======== Input material ========
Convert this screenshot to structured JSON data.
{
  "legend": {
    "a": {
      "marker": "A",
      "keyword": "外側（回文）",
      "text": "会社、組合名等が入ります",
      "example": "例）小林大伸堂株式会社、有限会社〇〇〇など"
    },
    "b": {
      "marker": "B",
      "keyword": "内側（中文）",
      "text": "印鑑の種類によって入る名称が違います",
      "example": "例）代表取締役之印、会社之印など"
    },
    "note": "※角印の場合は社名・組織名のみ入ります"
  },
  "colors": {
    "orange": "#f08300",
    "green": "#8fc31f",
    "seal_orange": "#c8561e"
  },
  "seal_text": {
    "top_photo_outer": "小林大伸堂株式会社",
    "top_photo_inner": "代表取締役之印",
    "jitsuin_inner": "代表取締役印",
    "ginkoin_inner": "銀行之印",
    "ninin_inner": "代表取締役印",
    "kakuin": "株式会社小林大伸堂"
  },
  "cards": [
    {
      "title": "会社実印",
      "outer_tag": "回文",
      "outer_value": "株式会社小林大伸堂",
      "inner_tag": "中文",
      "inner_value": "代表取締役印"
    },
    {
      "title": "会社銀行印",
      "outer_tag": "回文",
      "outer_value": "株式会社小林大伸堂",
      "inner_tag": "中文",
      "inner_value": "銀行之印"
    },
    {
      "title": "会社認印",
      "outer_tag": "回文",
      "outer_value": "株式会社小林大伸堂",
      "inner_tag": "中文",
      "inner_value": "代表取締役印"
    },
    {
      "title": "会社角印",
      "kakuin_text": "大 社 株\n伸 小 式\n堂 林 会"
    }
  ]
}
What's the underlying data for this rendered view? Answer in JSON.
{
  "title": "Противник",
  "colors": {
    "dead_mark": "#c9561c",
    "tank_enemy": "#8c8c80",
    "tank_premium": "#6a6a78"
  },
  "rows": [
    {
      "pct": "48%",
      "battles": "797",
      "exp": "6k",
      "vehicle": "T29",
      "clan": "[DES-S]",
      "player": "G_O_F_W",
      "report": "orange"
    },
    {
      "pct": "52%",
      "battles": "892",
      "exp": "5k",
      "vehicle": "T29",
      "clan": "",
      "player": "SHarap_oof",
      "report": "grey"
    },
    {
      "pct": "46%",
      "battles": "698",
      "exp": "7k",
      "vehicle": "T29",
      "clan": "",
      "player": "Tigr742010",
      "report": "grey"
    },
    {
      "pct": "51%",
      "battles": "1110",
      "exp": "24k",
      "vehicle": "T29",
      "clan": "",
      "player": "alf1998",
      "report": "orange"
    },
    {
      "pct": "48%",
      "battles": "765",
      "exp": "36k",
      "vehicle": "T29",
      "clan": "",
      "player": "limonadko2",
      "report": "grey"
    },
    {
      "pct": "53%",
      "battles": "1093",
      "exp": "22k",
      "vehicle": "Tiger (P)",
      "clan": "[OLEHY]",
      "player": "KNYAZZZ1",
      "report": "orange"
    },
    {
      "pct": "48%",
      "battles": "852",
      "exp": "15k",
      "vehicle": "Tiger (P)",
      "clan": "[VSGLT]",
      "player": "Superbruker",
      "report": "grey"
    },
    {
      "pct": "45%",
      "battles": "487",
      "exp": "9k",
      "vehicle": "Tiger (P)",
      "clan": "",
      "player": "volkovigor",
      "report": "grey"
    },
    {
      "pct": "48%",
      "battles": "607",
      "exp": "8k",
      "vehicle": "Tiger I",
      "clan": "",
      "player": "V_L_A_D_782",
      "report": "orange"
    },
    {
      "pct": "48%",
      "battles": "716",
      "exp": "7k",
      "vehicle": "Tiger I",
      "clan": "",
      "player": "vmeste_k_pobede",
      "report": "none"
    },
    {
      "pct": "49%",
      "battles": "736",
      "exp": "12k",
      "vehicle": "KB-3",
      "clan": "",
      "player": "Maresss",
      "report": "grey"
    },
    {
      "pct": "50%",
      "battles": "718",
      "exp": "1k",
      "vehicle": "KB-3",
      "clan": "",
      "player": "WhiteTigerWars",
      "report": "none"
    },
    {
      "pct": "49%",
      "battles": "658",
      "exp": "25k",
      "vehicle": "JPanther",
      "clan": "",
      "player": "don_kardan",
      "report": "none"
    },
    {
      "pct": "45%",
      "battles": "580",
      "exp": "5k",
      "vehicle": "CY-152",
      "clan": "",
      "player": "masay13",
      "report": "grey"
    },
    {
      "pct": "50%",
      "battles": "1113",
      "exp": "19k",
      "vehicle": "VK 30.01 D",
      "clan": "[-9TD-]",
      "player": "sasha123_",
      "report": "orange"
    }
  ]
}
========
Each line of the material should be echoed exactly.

* _Response area_
Convert this screenshot to structured JSON data.
{
  "legend": {
    "a": {
      "marker": "A",
      "keyword": "外側（回文）",
      "text": "会社、組合名等が入ります",
      "example": "例）小林大伸堂株式会社、有限会社〇〇〇など"
    },
    "b": {
      "marker": "B",
      "keyword": "内側（中文）",
      "text": "印鑑の種類によって入る名称が違います",
      "example": "例）代表取締役之印、会社之印など"
    },
    "note": "※角印の場合は社名・組織名のみ入ります"
  },
  "colors": {
    "orange": "#f08300",
    "green": "#8fc31f",
    "seal_orange": "#c8561e"
  },
  "seal_text": {
    "top_photo_outer": "小林大伸堂株式会社",
    "top_photo_inner": "代表取締役之印",
    "jitsuin_inner": "代表取締役印",
    "ginkoin_inner": "銀行之印",
    "ninin_inner": "代表取締役印",
    "kakuin": "株式会社小林大伸堂"
  },
  "cards": [
    {
      "title": "会社実印",
      "outer_tag": "回文",
      "outer_value": "株式会社小林大伸堂",
      "inner_tag": "中文",
      "inner_value": "代表取締役印"
    },
    {
      "title": "会社銀行印",
      "outer_tag": "回文",
      "outer_value": "株式会社小林大伸堂",
      "inner_tag": "中文",
      "inner_value": "銀行之印"
    },
    {
      "title": "会社認印",
      "outer_tag": "回文",
      "outer_value": "株式会社小林大伸堂",
      "inner_tag": "中文",
      "inner_value": "代表取締役印"
    },
    {
      "title": "会社角印",
      "kakuin_text": "大 社 株\n伸 小 式\n堂 林 会"
    }
  ]
}
What's the underlying data for this rendered view? Answer in JSON.
{
  "title": "Противник",
  "colors": {
    "dead_mark": "#c9561c",
    "tank_enemy": "#8c8c80",
    "tank_premium": "#6a6a78"
  },
  "rows": [
    {
      "pct": "48%",
      "battles": "797",
      "exp": "6k",
      "vehicle": "T29",
      "clan": "[DES-S]",
      "player": "G_O_F_W",
      "report": "orange"
    },
    {
      "pct": "52%",
      "battles": "892",
      "exp": "5k",
      "vehicle": "T29",
      "clan": "",
      "player": "SHarap_oof",
      "report": "grey"
    },
    {
      "pct": "46%",
      "battles": "698",
      "exp": "7k",
      "vehicle": "T29",
      "clan": "",
      "player": "Tigr742010",
      "report": "grey"
    },
    {
      "pct": "51%",
      "battles": "1110",
      "exp": "24k",
      "vehicle": "T29",
      "clan": "",
      "player": "alf1998",
      "report": "orange"
    },
    {
      "pct": "48%",
      "battles": "765",
      "exp": "36k",
      "vehicle": "T29",
      "clan": "",
      "player": "limonadko2",
      "report": "grey"
    },
    {
      "pct": "53%",
      "battles": "1093",
      "exp": "22k",
      "vehicle": "Tiger (P)",
      "clan": "[OLEHY]",
      "player": "KNYAZZZ1",
      "report": "orange"
    },
    {
      "pct": "48%",
      "battles": "852",
      "exp": "15k",
      "vehicle": "Tiger (P)",
      "clan": "[VSGLT]",
      "player": "Superbruker",
      "report": "grey"
    },
    {
      "pct": "45%",
      "battles": "487",
      "exp": "9k",
      "vehicle": "Tiger (P)",
      "clan": "",
      "player": "volkovigor",
      "report": "grey"
    },
    {
      "pct": "48%",
      "battles": "607",
      "exp": "8k",
      "vehicle": "Tiger I",
      "clan": "",
      "player": "V_L_A_D_782",
      "report": "orange"
    },
    {
      "pct": "48%",
      "battles": "716",
      "exp": "7k",
      "vehicle": "Tiger I",
      "clan": "",
      "player": "vmeste_k_pobede",
      "report": "none"
    },
    {
      "pct": "49%",
      "battles": "736",
      "exp": "12k",
      "vehicle": "KB-3",
      "clan": "",
      "player": "Maresss",
      "report": "grey"
    },
    {
      "pct": "50%",
      "battles": "718",
      "exp": "1k",
      "vehicle": "KB-3",
      "clan": "",
      "player": "WhiteTigerWars",
      "report": "none"
    },
    {
      "pct": "49%",
      "battles": "658",
      "exp": "25k",
      "vehicle": "JPanther",
      "clan": "",
      "player": "don_kardan",
      "report": "none"
    },
    {
      "pct": "45%",
      "battles": "580",
      "exp": "5k",
      "vehicle": "CY-152",
      "clan": "",
      "player": "masay13",
      "report": "grey"
    },
    {
      "pct": "50%",
      "battles": "1113",
      "exp": "19k",
      "vehicle": "VK 30.01 D",
      "clan": "[-9TD-]",
      "player": "sasha123_",
      "report": "orange"
    }
  ]
}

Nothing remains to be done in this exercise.